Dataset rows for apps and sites
====================

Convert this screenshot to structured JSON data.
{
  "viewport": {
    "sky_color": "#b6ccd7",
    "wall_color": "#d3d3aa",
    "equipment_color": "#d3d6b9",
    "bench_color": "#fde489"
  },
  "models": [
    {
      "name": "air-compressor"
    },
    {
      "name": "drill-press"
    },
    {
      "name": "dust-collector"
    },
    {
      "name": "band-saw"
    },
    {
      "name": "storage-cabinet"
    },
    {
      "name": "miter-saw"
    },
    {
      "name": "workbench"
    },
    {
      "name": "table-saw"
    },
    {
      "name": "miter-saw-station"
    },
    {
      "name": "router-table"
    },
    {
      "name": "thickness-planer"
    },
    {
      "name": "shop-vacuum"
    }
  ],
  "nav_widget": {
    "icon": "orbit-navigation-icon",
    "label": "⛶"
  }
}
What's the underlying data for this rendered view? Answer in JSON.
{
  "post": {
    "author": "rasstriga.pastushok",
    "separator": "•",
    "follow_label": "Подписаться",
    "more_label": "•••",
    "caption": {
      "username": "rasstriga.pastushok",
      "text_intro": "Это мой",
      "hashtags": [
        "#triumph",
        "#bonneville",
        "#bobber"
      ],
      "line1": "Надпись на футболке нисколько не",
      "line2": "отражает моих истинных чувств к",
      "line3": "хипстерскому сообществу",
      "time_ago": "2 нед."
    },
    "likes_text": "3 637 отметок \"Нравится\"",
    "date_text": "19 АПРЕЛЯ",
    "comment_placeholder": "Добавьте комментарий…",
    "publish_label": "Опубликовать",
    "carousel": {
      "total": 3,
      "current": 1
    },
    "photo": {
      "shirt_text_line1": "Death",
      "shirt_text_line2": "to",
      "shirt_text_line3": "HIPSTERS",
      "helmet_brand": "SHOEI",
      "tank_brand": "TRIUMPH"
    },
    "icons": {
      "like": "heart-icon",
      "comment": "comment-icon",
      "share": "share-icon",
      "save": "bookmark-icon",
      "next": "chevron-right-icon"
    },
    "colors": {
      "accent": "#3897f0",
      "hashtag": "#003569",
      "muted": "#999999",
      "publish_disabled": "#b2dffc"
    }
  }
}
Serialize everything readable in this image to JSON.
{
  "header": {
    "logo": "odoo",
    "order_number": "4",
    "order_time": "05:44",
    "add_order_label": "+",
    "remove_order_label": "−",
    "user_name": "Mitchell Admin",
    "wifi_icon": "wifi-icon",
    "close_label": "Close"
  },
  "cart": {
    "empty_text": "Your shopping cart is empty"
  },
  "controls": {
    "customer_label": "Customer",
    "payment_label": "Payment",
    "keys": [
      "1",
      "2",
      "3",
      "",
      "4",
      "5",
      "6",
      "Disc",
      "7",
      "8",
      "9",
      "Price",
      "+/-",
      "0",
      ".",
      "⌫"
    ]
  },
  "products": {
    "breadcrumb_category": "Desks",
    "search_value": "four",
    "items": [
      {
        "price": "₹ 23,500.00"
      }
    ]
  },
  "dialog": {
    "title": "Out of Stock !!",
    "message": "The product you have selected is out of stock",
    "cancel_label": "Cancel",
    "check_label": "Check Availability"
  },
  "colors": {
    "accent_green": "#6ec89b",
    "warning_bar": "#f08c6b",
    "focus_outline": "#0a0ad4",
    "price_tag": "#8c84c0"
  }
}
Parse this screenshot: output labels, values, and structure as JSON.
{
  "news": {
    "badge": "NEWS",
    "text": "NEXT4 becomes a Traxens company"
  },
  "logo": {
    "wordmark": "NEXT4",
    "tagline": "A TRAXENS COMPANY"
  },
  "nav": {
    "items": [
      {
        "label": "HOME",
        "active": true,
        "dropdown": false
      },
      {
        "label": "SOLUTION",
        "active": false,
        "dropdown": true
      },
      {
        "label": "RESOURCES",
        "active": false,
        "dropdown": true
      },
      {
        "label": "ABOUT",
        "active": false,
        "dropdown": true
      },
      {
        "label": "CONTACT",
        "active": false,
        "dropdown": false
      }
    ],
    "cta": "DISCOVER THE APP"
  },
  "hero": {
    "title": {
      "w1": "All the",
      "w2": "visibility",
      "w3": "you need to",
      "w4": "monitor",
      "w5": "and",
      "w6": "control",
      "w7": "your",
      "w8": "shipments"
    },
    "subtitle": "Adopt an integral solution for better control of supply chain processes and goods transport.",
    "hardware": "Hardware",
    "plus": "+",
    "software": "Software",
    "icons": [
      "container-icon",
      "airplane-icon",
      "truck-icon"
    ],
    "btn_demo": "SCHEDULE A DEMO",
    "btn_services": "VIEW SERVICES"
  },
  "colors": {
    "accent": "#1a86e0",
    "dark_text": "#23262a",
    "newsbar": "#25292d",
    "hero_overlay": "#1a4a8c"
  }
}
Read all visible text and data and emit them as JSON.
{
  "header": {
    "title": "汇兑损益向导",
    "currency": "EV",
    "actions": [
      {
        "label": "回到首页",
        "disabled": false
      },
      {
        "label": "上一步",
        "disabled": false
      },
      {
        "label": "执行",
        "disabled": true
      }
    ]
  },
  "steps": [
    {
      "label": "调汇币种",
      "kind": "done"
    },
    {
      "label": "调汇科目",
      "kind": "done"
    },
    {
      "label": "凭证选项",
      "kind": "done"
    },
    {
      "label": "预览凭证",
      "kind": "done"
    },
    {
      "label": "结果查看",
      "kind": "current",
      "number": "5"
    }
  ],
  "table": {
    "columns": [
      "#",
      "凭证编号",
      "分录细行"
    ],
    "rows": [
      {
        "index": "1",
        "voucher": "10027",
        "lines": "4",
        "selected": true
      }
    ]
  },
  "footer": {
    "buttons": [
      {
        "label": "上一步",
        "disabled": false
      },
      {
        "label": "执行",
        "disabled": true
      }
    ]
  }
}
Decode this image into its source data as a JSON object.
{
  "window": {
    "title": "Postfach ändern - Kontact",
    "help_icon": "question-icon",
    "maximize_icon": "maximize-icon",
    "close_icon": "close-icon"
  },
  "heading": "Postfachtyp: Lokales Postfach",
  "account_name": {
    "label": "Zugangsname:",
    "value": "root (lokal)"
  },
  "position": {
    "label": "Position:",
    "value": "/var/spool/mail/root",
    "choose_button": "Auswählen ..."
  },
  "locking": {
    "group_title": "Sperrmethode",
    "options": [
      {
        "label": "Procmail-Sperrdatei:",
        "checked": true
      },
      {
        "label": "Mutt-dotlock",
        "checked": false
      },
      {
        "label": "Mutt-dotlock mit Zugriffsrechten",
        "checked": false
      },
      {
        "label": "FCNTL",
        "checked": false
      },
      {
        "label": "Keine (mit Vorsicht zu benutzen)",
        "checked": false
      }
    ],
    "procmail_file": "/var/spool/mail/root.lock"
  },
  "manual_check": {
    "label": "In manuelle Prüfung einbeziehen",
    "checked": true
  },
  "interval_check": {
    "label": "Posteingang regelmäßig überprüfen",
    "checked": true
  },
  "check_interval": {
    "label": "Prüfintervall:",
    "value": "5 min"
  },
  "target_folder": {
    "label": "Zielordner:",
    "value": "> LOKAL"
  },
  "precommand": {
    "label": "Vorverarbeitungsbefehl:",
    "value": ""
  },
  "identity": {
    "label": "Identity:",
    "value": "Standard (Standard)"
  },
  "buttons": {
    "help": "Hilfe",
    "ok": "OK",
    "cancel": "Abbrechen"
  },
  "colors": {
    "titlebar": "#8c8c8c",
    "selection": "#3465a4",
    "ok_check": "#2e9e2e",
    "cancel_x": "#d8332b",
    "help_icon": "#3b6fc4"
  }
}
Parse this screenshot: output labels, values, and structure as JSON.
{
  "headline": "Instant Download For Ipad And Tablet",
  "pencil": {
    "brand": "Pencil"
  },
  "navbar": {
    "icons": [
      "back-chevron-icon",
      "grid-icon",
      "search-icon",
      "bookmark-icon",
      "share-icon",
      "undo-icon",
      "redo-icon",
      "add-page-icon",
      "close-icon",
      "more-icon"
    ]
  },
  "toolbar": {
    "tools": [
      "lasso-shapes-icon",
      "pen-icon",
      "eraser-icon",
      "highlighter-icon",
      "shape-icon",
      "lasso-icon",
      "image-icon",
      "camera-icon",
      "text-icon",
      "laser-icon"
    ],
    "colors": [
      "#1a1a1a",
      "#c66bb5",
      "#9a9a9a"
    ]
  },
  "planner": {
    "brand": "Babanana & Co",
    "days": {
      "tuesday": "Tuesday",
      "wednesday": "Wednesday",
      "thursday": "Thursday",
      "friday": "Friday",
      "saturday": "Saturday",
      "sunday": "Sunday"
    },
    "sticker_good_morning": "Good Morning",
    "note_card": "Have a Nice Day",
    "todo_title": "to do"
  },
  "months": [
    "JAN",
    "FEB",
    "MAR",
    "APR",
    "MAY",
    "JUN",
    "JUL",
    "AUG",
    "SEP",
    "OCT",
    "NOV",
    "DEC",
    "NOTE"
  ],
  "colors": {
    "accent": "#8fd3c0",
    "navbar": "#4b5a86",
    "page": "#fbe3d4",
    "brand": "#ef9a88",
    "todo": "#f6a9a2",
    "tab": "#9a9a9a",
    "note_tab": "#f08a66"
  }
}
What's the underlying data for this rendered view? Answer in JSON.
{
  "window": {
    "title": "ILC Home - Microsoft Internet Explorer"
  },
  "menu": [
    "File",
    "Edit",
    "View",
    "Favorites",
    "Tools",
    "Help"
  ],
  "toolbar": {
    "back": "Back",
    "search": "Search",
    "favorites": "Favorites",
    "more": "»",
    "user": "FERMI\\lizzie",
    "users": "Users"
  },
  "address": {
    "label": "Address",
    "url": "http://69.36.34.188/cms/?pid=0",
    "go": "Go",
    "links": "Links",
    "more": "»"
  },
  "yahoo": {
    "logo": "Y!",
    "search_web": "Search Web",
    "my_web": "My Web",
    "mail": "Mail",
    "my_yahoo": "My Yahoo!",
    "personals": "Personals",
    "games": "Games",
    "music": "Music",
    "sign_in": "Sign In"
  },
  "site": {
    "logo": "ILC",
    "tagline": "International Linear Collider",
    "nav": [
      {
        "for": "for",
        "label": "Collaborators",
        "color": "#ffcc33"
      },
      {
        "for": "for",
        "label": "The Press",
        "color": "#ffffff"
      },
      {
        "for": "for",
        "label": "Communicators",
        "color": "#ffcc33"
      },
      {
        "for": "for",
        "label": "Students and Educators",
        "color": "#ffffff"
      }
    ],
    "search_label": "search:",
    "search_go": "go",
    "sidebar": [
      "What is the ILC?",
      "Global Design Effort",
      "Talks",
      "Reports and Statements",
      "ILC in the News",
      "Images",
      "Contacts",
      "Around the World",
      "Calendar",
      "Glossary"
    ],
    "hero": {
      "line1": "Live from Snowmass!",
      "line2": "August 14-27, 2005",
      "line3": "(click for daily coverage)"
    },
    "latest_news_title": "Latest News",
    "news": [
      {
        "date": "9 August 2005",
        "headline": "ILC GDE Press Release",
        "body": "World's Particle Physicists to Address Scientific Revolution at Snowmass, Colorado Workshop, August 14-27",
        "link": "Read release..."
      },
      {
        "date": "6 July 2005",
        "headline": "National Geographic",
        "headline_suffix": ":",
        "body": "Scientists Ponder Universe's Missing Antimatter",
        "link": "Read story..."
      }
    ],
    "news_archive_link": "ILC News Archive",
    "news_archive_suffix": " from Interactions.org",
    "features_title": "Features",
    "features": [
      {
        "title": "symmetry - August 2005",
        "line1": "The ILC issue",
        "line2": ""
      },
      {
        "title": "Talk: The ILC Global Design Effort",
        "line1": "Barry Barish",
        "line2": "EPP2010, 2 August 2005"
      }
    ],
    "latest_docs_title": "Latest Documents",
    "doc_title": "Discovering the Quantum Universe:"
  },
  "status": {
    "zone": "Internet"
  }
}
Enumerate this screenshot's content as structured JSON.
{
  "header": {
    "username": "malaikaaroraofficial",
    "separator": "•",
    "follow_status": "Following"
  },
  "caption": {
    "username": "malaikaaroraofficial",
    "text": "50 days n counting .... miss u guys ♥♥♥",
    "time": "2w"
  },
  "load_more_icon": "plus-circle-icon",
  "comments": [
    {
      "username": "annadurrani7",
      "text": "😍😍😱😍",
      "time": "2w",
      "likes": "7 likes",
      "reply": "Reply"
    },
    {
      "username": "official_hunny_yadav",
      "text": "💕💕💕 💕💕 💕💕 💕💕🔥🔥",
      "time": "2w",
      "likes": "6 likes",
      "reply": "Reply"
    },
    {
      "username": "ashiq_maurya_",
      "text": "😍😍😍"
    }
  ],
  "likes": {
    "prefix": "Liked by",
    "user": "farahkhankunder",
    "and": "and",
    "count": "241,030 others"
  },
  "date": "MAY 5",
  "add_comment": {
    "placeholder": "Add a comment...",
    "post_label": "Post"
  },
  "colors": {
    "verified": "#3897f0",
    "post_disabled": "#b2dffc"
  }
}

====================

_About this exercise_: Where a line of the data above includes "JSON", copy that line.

_Answer area_:
Convert this screenshot to structured JSON data.
What's the underlying data for this rendered view? Answer in JSON.
Serialize everything readable in this image to JSON.
Parse this screenshot: output labels, values, and structure as JSON.
Read all visible text and data and emit them as JSON.
Decode this image into its source data as a JSON object.
Parse this screenshot: output labels, values, and structure as JSON.
What's the underlying data for this rendered view? Answer in JSON.
Enumerate this screenshot's content as structured JSON.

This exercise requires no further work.